After an emotionally exhausting race-within-a-race across the North Atlantic on their three powerful but damaged boats, Morgan Lagravière (Safran), Jean-Pierre Dick (StMichel - Virbac) and Yann Eliès (Quéguiner – Leucémie Espoir) finished within an hour of each other in the small hours of Sunday morning. Lagravière held on to his slender lead across a sympathetic Bay of Biscay, finishing just over 20 minutes ahead of Dick, with Eliès a further 35 minutes back.
They finished 9th, 10th and 11th respectively overall in the inaugural 2016 New York – Vendée (Les Sables d’Olonne) Race presented by Currency House and SpaceCode, but that had long since stopped being their most important statistic. The three skippers had started as contenders for the podium, but the damage from collisions the morning after the start, meant all three had to head back to Newport. Both Lagravière and Dick damaged port foils on their new generation boats and Eliès damaged the port daggerboard on his older generation boat (the former Safran).
There was a more muted atmosphere on the pontoons than usual as all three stood by their boats missing an appendage; glad to be finished, but frustrated at not being able to properly unleash their machines and test them against the others in such a high-level fleet.
“This disappointment can be a driver for the Vendée Globe, because I want some revenge now,” Eliès said. “It's good that it hurts, it proves that I’m a competitor at heart. This result is going to stay stuck in my throat until the start of the Vendée Globe, then we’ll be back.
The match with the (half) foilers was interesting, it was about sailing intelligently. You have to be better than them to get to finish with them or in front. If you stay with them, they’ll always go faster.”
But all were able to take some positives along with the 4,000 hard-earned miles across the North Atlantic (inclusive of their sail back to Newport and the more southerly route that the weather dictated and Dick gambled on, compared to a theoretical course of 3,100 miles). For Eliès it was that he sailed the 1,500 miles he needed to complete his qualification for the Vendée Globe.
For Dick it was that: “even without foils, our boats showed how high-performance they are; they have great hulls. Everyone’s focused on the foils so far, but this unfortunate experience has shown that this new generation of boats is not just about the foils.”
Dick knows something about good hulls, having nursed his old boat home without a keel over the final 2,650 miles of the last Vendée Globe.

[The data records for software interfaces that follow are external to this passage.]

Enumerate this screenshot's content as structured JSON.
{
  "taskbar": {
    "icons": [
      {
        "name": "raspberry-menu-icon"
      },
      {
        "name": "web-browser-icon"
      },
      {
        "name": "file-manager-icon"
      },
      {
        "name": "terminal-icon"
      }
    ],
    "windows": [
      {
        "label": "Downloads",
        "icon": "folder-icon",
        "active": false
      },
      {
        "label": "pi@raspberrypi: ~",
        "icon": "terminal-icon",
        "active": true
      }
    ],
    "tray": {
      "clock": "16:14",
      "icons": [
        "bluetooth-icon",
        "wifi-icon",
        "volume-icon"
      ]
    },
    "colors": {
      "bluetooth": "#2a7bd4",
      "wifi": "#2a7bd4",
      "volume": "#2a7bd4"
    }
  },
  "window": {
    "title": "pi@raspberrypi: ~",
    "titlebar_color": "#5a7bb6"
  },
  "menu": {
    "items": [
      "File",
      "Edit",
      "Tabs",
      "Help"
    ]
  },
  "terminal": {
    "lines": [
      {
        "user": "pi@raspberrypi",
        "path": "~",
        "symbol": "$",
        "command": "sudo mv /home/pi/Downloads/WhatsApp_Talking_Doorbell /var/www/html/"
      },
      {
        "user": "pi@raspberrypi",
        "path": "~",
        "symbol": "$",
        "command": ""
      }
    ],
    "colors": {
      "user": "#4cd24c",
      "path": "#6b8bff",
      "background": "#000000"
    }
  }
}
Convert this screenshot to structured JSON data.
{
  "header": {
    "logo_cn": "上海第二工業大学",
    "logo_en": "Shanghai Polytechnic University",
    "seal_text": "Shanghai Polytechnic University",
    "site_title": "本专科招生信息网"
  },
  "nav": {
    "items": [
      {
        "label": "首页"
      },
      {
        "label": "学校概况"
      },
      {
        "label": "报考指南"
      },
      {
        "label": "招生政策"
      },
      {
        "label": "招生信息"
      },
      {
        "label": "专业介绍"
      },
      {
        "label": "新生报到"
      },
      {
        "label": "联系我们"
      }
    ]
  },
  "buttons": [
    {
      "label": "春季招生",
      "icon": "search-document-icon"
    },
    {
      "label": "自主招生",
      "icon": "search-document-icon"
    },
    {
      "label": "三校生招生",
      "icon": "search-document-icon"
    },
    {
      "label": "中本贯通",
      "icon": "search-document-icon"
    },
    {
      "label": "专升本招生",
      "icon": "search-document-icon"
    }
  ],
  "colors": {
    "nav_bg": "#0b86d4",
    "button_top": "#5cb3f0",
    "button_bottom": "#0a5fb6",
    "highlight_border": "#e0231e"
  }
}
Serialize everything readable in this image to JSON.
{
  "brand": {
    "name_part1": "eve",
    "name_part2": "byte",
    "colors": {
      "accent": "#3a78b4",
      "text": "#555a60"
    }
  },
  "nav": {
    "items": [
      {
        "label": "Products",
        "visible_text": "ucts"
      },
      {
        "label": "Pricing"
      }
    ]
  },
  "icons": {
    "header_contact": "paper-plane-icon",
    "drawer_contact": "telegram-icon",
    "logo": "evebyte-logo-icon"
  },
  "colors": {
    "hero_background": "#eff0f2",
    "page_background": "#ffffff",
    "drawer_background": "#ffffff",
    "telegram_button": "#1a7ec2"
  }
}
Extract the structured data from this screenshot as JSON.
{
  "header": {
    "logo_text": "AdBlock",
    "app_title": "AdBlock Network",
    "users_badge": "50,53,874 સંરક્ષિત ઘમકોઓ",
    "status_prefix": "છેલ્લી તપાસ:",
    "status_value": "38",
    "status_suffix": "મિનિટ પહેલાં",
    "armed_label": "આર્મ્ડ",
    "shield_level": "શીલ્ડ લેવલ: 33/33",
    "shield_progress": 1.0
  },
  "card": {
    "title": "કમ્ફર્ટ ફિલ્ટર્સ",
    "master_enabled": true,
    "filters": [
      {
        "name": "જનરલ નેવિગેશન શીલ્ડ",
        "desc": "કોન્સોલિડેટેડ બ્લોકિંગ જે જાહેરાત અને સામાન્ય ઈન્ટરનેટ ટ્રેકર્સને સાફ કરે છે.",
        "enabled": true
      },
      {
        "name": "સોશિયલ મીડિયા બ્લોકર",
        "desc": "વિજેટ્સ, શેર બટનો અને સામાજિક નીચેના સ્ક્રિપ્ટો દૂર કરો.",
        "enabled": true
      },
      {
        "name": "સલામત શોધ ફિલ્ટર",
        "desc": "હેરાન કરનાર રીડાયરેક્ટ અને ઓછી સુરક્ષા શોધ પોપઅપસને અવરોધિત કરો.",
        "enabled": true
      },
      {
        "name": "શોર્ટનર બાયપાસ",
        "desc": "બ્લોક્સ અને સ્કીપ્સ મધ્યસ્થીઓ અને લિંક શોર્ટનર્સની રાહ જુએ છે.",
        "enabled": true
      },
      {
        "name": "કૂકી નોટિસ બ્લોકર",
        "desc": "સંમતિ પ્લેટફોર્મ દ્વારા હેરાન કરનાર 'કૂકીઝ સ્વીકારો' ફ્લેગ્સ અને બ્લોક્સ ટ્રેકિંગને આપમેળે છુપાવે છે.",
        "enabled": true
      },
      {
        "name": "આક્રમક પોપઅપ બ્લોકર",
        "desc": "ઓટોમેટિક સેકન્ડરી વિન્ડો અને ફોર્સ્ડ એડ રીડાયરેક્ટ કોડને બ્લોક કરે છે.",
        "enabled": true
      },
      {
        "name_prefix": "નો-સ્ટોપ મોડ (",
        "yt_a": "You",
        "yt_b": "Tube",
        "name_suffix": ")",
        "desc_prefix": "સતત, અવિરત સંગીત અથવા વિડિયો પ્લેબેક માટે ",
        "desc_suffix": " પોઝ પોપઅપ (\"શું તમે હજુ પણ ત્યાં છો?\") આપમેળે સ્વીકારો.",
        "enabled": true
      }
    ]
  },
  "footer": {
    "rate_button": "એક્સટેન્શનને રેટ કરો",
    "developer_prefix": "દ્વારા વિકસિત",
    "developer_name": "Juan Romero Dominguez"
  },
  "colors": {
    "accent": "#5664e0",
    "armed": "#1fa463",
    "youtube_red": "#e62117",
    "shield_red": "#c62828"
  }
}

Like Eliès, Lagravière, at 29 the youngest skipper in the fleet, was also able to complete a first solo transat race in his boat. “What I learned is that I was able to finish ahead of Quéguiner and StMichel – Virbac, despite re-starting 24 hours after them,” he said. “That’s a big positive. The competition with Yann and Jean-Pierre is what made it a really great transat for me. Our race was electrifying, it was really exciting. That’s what helped me to get over everything else.”
For all three there was actually a race-within-a-race-within-a race. “Time is running out,” Dick said, “we’re already in a race to prepare for the Vendée Globe - the race before the race.”
The finishing times
Morgan Lagravière (Safran), the French skipper, crossed the finish line off Les Sables d’Olonne on Sunday, June 12 at 03:39:45 (French time) in 9th place. Lagravière covered the course in 13 days 05 hours 59 minutes and 45 seconds. He finished 3 days 13 hours 01 minute and 53 seconds behind the winner, Jérémie Beyou, (Maître CoQ), having sailed 4,043 miles at an average speed of 12.71 knots.
Jean-Pierre Dick (StMichel - Virbac), the French skipper, crossed the finish line off Les Sables d’Olonne on Sunday, June 12 at 04:01:24 in 10th place. Dick covered the course in 13 days 6 hours 21 minutes and 24 seconds. He finished 3 days 13 hours 23 minutes and 32 seconds behind the winner, Jérémie Beyou, (Maître CoQ), having sailed 4,319 miles at an average speed of 13.57 knots.
Yann Eliès (Quéguiner – Leucémie Espoir), the French skipper, crossed the finish line off Les Sables d’Olonne on Sunday, June 12 at 04:36:36 (French time) in 11th place. Eliès covered the course in 13 days 6 hours 56 minutes and 36 seconds. He finished 3 days 13 hours 58 minutes and 44 seconds behind the winner, Jérémie Beyou, (Maître CoQ), having sailed 3,948 miles at an average speed of 12.38 knots.
And then there were two…
The American-New Zealander, Conrad Colman (100% Natural Energy), should be next home overnight from Sunday to Monday as he leads the Dutch skipper, Pieter Heerema (No Way Back) by 50 miles. Colman gybed onto direct finish to Les Sables d’Olonne at midday (French time) and both should have solid westerlies all the way to the line.